Here are some uncomfortable stats, the Identity Theft Resource Center found that 23% of people polled admit to making credit-card purchases over free Wi-Fi hotspots. The Harris Poll found that 26% of US adults check their bank accounts on free Wi-Fi hotspots.

57% of those polled in an ITRC survey admit to logging into work-related platforms over these free hotspots.

 

3 – Follow Best Practices in Cyber Hygiene

When interacting with and opening emails, the behavior must be cautious. Here are a few of our top tips

  • Look for a discrepancy in display names and check the mail address before opening a message. Once opened cross check the information in the signature with an online search.
  • Never click on hyperlinks in emails. Copy the link, paste it into the search and see what comes up. When in doubt, visit institutions through their home page.
  • Use a password manager that can log you into legitimate sites. Password managers will not work on realistic phishing site models and can tell the difference.
  • If you have any suspicion, confirm the message source
    • If claiming to be internal, cross-check with the employee mentioned on your company messaging platform.
    • If external, check the information in the signature against the company listed in a Google search.

If it doesn’t match up, let your IT team know of the attack attempt by taking a screenshot of the message, reporting the message source, and deleting the email.

  • Do Not Reply to Unknown Senders

Be Cautious of the following:

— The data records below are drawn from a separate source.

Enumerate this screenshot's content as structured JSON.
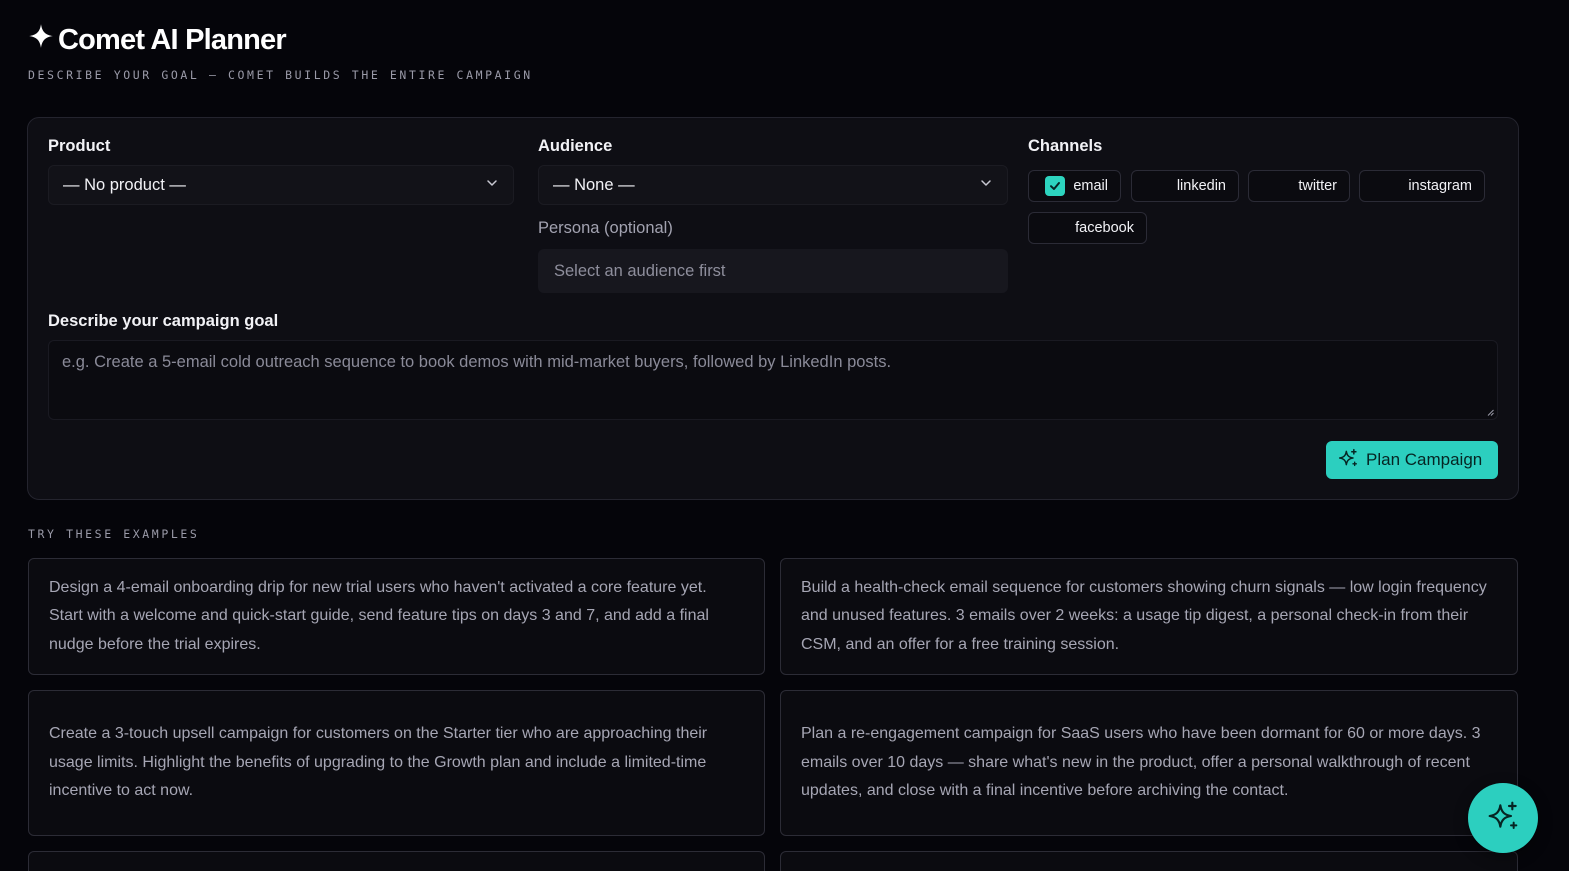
{
  "app": {
    "title": "Comet AI Planner",
    "subtitle": "DESCRIBE YOUR GOAL — COMET BUILDS THE ENTIRE CAMPAIGN"
  },
  "form": {
    "product": {
      "label": "Product",
      "value": "— No product —"
    },
    "audience": {
      "label": "Audience",
      "value": "— None —"
    },
    "persona": {
      "label": "Persona (optional)",
      "placeholder": "Select an audience first"
    },
    "channels": {
      "label": "Channels",
      "items": [
        {
          "name": "email",
          "checked": true
        },
        {
          "name": "linkedin",
          "checked": false
        },
        {
          "name": "twitter",
          "checked": false
        },
        {
          "name": "instagram",
          "checked": false
        },
        {
          "name": "facebook",
          "checked": false
        }
      ]
    },
    "goal": {
      "label": "Describe your campaign goal",
      "placeholder": "e.g. Create a 5-email cold outreach sequence to book demos with mid-market buyers, followed by LinkedIn posts."
    },
    "plan_button": "Plan Campaign"
  },
  "examples": {
    "title": "TRY THESE EXAMPLES",
    "items": [
      "Design a 4-email onboarding drip for new trial users who haven't activated a core feature yet. Start with a welcome and quick-start guide, send feature tips on days 3 and 7, and add a final nudge before the trial expires.",
      "Build a health-check email sequence for customers showing churn signals — low login frequency and unused features. 3 emails over 2 weeks: a usage tip digest, a personal check-in from their CSM, and an offer for a free training session.",
      "Create a 3-touch upsell campaign for customers on the Starter tier who are approaching their usage limits. Highlight the benefits of upgrading to the Growth plan and include a limited-time incentive to act now.",
      "Plan a re-engagement campaign for SaaS users who have been dormant for 60 or more days. 3 emails over 10 days — share what's new in the product, offer a personal walkthrough of recent updates, and close with a final incentive before archiving the contact."
    ]
  },
  "icons": {
    "title": "sparkle-icon",
    "select": "chevron-down-icon",
    "check": "check-icon",
    "plan": "sparkles-icon",
    "fab": "sparkles-icon"
  },
  "colors": {
    "accent": "#2ccfbf",
    "background": "#05050a",
    "card": "#0e0e14"
  }
}
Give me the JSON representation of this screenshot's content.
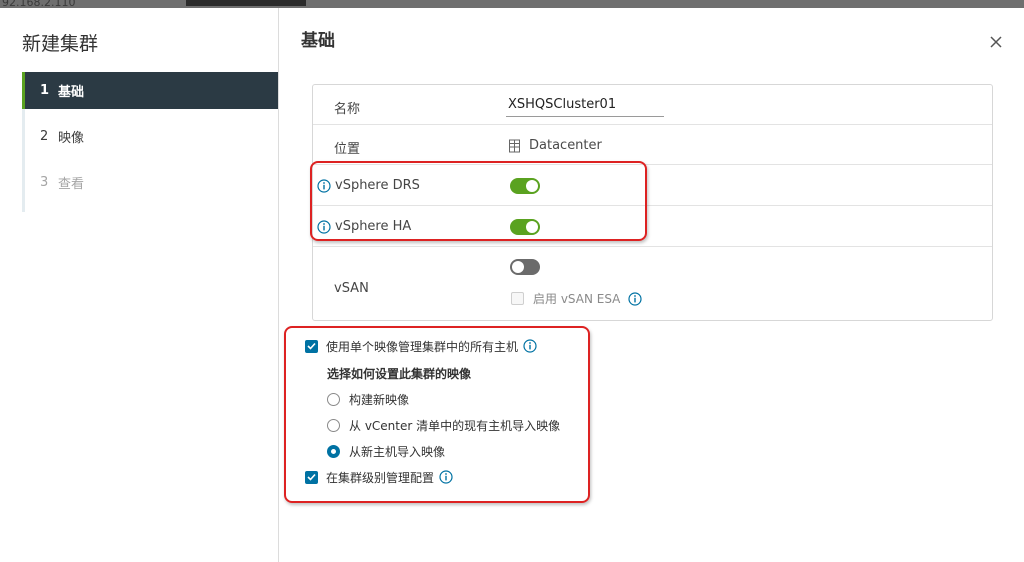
{
  "background": {
    "ip_text": "92.168.2.110"
  },
  "wizard": {
    "title": "新建集群",
    "steps": [
      {
        "num": "1",
        "label": "基础"
      },
      {
        "num": "2",
        "label": "映像"
      },
      {
        "num": "3",
        "label": "查看"
      }
    ]
  },
  "page": {
    "title": "基础"
  },
  "form": {
    "name_label": "名称",
    "name_value": "XSHQSCluster01",
    "location_label": "位置",
    "location_value": "Datacenter",
    "drs_label": "vSphere DRS",
    "drs_enabled": true,
    "ha_label": "vSphere HA",
    "ha_enabled": true,
    "vsan_label": "vSAN",
    "vsan_enabled": false,
    "vsan_esa_label": "启用 vSAN ESA"
  },
  "image_options": {
    "single_image_label": "使用单个映像管理集群中的所有主机",
    "setup_title": "选择如何设置此集群的映像",
    "radio_new": "构建新映像",
    "radio_vcenter": "从 vCenter 清单中的现有主机导入映像",
    "radio_host": "从新主机导入映像",
    "selected_radio": "radio_host",
    "cluster_config_label": "在集群级别管理配置"
  },
  "colors": {
    "accent": "#0072a3",
    "toggle_on": "#5aa220",
    "highlight": "#dd2222"
  }
}
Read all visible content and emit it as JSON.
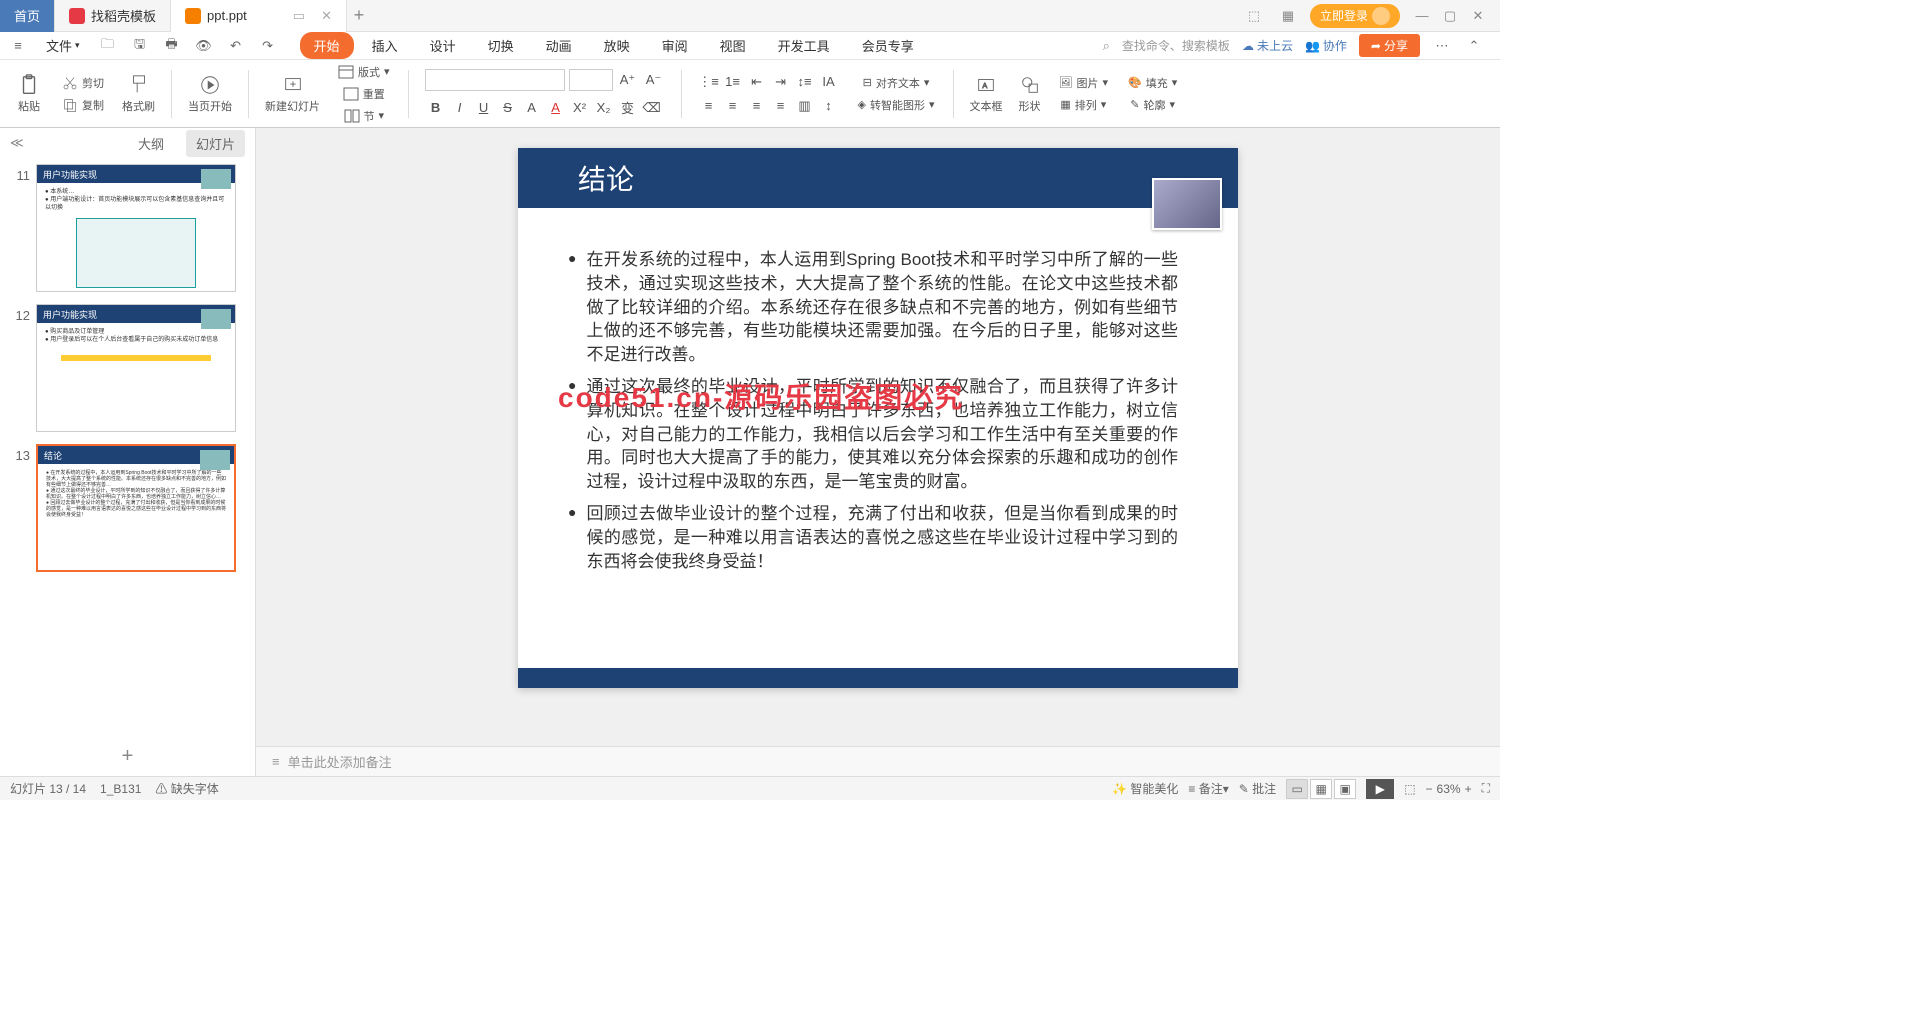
{
  "titlebar": {
    "tabs": [
      {
        "label": "首页",
        "type": "home"
      },
      {
        "label": "找稻壳模板",
        "icon": "dk"
      },
      {
        "label": "ppt.ppt",
        "icon": "ppt",
        "active": true
      }
    ],
    "login": "立即登录"
  },
  "menubar": {
    "file": "文件",
    "tabs": [
      "开始",
      "插入",
      "设计",
      "切换",
      "动画",
      "放映",
      "审阅",
      "视图",
      "开发工具",
      "会员专享"
    ],
    "active": 0,
    "search_placeholder": "查找命令、搜索模板",
    "cloud": "未上云",
    "collab": "协作",
    "share": "分享"
  },
  "ribbon": {
    "paste": "粘贴",
    "cut": "剪切",
    "copy": "复制",
    "format_painter": "格式刷",
    "from_current": "当页开始",
    "new_slide": "新建幻灯片",
    "layout": "版式",
    "reset": "重置",
    "section": "节",
    "align_text": "对齐文本",
    "smart_art": "转智能图形",
    "textbox": "文本框",
    "shapes": "形状",
    "picture": "图片",
    "arrange": "排列",
    "fill": "填充",
    "outline": "轮廓"
  },
  "sidebar": {
    "tab_outline": "大纲",
    "tab_slides": "幻灯片",
    "thumbs": [
      {
        "num": 11,
        "title": "用户功能实现"
      },
      {
        "num": 12,
        "title": "用户功能实现"
      },
      {
        "num": 13,
        "title": "结论",
        "selected": true
      }
    ]
  },
  "slide": {
    "title": "结论",
    "bullets": [
      "在开发系统的过程中，本人运用到Spring Boot技术和平时学习中所了解的一些技术，通过实现这些技术，大大提高了整个系统的性能。在论文中这些技术都做了比较详细的介绍。本系统还存在很多缺点和不完善的地方，例如有些细节上做的还不够完善，有些功能模块还需要加强。在今后的日子里，能够对这些不足进行改善。",
      "通过这次最终的毕业设计，平时所学到的知识不仅融合了，而且获得了许多计算机知识。在整个设计过程中明白了许多东西，也培养独立工作能力，树立信心，对自己能力的工作能力，我相信以后会学习和工作生活中有至关重要的作用。同时也大大提高了手的能力，使其难以充分体会探索的乐趣和成功的创作过程，设计过程中汲取的东西，是一笔宝贵的财富。",
      "回顾过去做毕业设计的整个过程，充满了付出和收获，但是当你看到成果的时候的感觉，是一种难以用言语表达的喜悦之感这些在毕业设计过程中学习到的东西将会使我终身受益！"
    ],
    "watermark": "code51.cn-源码乐园盗图必究"
  },
  "notes": "单击此处添加备注",
  "status": {
    "slide_pos": "幻灯片 13 / 14",
    "design": "1_B131",
    "missing_font": "缺失字体",
    "beautify": "智能美化",
    "notes_btn": "备注",
    "comments": "批注",
    "zoom": "63%"
  }
}
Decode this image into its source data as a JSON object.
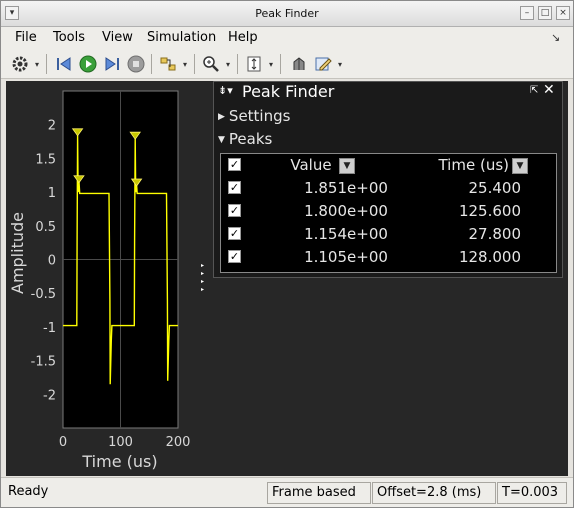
{
  "window": {
    "title": "Peak Finder"
  },
  "menu": [
    {
      "label": "File",
      "accel": "F"
    },
    {
      "label": "Tools",
      "accel": "T"
    },
    {
      "label": "View",
      "accel": "V"
    },
    {
      "label": "Simulation",
      "accel": "S"
    },
    {
      "label": "Help",
      "accel": "H"
    }
  ],
  "toolbar": {
    "icons": [
      "gear-icon",
      "step-back-icon",
      "run-icon",
      "step-forward-icon",
      "stop-icon",
      "signal-select-icon",
      "zoom-in-icon",
      "autoscale-icon",
      "highlight-icon",
      "style-icon"
    ]
  },
  "peak_finder": {
    "title": "Peak Finder",
    "settings_label": "Settings",
    "peaks_label": "Peaks",
    "columns": {
      "value": "Value",
      "time": "Time (us)"
    },
    "rows": [
      {
        "value": "1.851e+00",
        "time": "25.400",
        "checked": true
      },
      {
        "value": "1.800e+00",
        "time": "125.600",
        "checked": true
      },
      {
        "value": "1.154e+00",
        "time": "27.800",
        "checked": true
      },
      {
        "value": "1.105e+00",
        "time": "128.000",
        "checked": true
      }
    ]
  },
  "chart_data": {
    "type": "line",
    "xlabel": "Time (us)",
    "ylabel": "Amplitude",
    "xlim": [
      0,
      200
    ],
    "ylim": [
      -2.5,
      2.5
    ],
    "xticks": [
      "0",
      "100",
      "200"
    ],
    "yticks": [
      "2",
      "1.5",
      "1",
      "0.5",
      "0",
      "-0.5",
      "-1",
      "-1.5",
      "-2"
    ],
    "grid": true,
    "line_color": "#ffff00",
    "series": [
      {
        "x": [
          0,
          24,
          24.5,
          25.4,
          26.2,
          27.8,
          29,
          80,
          81.5,
          82,
          84,
          85,
          99,
          100,
          124,
          124.5,
          125.6,
          126.4,
          128,
          129,
          180,
          181.5,
          182,
          184,
          185,
          200
        ],
        "y": [
          -0.98,
          -0.98,
          0.3,
          1.851,
          1.0,
          1.154,
          0.98,
          0.98,
          -0.6,
          -1.85,
          -1.2,
          -0.98,
          -0.98,
          -0.98,
          -0.98,
          0.3,
          1.8,
          1.0,
          1.105,
          0.98,
          0.98,
          -0.6,
          -1.8,
          -1.2,
          -0.98,
          -0.98
        ]
      }
    ],
    "peaks": [
      {
        "x": 25.4,
        "y": 1.851
      },
      {
        "x": 125.6,
        "y": 1.8
      },
      {
        "x": 27.8,
        "y": 1.154
      },
      {
        "x": 128,
        "y": 1.105
      }
    ]
  },
  "status": {
    "state": "Ready",
    "mode": "Frame based",
    "offset": "Offset=2.8 (ms)",
    "time": "T=0.003"
  }
}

  • Redirect buttons or hyperlinks within the email
    • Do not click on hyperlinks or redirect buttons- they can pose as several things, including unsubscribe buttons (which you can bypass by marking the email as spam within your email settings).
    • Hover over links, and type them in directly – read carefully for other languages using characters similar to familiar letters or flipped letters that can catch the casual reader off guard ex: PayPal or Pyapal. Paste these into google search first and see if any spam alerts come up.
  • A request to enable macros in a word document or download something
    • ex: bank statement, resume, shipping tracking
  • A request to update a password
  • Social Media connection request
  • Unknown senders or phone numbers
  • A  request to update account information

About LiveAction

It never hurts to have a backup plan. Even when using excellent cyber security hygiene, new exploits are constantly being developed that consumers are unaware of. ThreatEye by LiveAction can help. When a user clicks on an email link in error that directs them to a malicious site, our analyzers immediately pick up on phishing site characteristics and flag the traffic. ThreatEye is a next-gen AI-powered NDR that detects and protects against sophisticated threats. Combat advanced cyber-attacks, phishing attempts and Ransomware with AI-driven Anomaly Detection. Try it today.